Assignment.
In the data below, find each line carrying the string "Information" and copy it out.

Data shown.
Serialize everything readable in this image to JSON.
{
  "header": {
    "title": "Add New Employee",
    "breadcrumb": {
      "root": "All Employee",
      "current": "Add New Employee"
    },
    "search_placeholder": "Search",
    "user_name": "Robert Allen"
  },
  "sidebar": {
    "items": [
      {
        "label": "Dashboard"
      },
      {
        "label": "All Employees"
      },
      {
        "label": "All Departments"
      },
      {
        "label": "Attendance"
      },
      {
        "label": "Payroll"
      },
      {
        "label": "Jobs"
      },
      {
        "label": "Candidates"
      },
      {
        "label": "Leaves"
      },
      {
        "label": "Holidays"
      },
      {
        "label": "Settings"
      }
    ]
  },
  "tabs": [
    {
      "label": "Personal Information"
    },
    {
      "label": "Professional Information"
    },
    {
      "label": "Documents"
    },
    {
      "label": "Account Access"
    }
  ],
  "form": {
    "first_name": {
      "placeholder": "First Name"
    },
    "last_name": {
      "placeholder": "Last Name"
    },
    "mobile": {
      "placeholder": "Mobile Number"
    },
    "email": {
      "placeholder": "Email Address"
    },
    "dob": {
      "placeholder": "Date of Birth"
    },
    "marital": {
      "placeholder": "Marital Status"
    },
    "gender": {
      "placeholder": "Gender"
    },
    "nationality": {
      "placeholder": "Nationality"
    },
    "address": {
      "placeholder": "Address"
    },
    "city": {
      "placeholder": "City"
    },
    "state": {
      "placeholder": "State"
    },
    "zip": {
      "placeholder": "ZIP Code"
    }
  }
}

Response to the exercise.
      "label": "Personal Information"
      "label": "Professional Information"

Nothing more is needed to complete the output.